I’ve been trying to find a recovery meeting for two days. On Friday, I called a number in the phone book, left a message on someone’s answering machine, and no one called me back. On Saturday, I called the number again, someone picked up, and it sounded like the phone was tumbling around in the bottom of a purse while a hand fished for it. An older woman laughed then the phone went dead. I called back. The old woman answered.
“Hi,” I said. “I’m looking for a meeting but I’m not sure I have the right number.”
“Oh hi,” she said. “Yeah, this is the right number. I’m not at home so I’m not by my meeting list. Could you call back at four-thirty when I’ll be home?”
I called back at four-thirty and got her voicemail. I left another message and left the cabin number and my cell number. She didn’t call back. I called a local treatment center thinking they might have a meeting list. What sounded to be a very old woman answered. “There’s a meeting going on here right now, but it’s almost over,” she said.
“Great. Is there another one this week?”
“Oh, this is the only one here,” she said. “It’s once a week on Saturday.”

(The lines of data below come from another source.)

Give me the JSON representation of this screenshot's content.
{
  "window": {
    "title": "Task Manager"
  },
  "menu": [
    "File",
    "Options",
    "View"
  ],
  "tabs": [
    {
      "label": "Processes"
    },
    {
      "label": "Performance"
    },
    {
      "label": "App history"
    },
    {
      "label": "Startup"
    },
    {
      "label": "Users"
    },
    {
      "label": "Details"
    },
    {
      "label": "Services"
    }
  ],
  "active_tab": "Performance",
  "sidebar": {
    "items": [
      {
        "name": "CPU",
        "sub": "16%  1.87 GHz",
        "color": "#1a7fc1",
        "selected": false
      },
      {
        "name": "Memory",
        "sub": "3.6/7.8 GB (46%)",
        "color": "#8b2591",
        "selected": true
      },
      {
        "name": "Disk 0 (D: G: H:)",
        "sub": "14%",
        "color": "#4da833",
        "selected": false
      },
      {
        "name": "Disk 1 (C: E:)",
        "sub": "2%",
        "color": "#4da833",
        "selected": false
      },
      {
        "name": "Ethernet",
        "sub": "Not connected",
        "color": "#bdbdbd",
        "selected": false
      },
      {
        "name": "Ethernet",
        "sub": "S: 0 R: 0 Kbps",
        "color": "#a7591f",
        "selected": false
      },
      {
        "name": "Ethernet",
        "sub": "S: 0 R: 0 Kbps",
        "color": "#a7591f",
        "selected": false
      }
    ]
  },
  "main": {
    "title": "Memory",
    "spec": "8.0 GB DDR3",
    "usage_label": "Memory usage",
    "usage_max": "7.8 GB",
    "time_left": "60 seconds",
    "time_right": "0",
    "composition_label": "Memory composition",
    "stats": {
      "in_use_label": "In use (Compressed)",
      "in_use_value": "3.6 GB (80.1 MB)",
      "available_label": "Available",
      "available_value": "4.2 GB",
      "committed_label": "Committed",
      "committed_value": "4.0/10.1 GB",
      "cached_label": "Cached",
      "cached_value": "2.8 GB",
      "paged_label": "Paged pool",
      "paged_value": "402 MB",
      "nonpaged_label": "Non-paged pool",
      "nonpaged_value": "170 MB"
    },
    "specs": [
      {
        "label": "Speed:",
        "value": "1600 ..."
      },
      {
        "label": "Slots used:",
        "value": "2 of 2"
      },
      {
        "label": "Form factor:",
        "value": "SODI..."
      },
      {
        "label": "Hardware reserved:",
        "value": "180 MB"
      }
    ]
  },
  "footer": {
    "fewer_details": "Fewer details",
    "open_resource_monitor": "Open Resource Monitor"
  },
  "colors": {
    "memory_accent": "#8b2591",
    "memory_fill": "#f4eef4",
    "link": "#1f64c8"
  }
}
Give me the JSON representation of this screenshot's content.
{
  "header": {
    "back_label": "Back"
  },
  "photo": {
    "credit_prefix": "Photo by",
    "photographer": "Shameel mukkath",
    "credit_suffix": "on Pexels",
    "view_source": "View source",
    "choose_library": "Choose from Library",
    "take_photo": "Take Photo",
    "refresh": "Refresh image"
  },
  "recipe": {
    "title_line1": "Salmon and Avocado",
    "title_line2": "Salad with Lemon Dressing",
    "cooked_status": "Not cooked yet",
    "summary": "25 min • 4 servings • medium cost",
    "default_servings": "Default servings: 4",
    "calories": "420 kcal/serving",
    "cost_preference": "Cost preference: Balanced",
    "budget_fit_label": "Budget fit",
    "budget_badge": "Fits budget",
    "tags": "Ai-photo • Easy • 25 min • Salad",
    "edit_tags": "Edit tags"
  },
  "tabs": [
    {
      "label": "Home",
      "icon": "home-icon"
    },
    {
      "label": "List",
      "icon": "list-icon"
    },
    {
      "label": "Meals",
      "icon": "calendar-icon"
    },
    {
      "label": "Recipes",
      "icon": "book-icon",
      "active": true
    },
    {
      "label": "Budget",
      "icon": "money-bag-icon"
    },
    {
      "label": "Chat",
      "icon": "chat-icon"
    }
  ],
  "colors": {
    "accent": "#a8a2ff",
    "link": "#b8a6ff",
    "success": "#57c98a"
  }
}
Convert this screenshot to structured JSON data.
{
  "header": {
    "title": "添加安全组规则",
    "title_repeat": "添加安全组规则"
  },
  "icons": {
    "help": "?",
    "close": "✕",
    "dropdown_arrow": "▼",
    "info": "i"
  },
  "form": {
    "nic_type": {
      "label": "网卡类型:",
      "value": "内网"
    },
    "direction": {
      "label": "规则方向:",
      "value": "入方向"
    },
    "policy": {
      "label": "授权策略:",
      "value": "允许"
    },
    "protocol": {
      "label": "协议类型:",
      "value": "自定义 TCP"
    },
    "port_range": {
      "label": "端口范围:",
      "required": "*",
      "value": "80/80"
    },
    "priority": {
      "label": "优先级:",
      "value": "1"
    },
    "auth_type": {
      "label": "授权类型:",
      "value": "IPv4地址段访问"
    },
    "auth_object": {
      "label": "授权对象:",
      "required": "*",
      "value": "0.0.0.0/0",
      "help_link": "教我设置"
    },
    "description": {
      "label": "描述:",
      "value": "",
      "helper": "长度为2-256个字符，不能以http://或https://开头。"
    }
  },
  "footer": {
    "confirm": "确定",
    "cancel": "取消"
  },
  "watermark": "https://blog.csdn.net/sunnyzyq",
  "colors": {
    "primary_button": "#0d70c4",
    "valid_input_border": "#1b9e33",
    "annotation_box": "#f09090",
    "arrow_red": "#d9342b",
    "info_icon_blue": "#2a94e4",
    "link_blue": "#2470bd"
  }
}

“There have to be other meetings,” I said. “Do you have a list?”
“I work at the hospital as a greeter,” she said. “I don’t have any of that information. Call me back tomorrow. I’ll be at work at ten on Sunday. I’ll see what I can find out for you from the men as they leave tonight.”
I called the hospital greeter this morning.
“Oh, I didn’t get a chance to ask,” the woman said. “They went out a different door.”
I was livid. I called Sara. I told her I felt like drinking.
“Look how hard you’ve tried to find a meeting,” Sara said. “Look how much you want to stay sober. That’s awesome. So you couldn’t find a meeting, you’re talking to me. Just think how lucky we are to have all the meetings we have at home. Those poor people up there—it’s got to be a lot harder for them. Keep calling me.”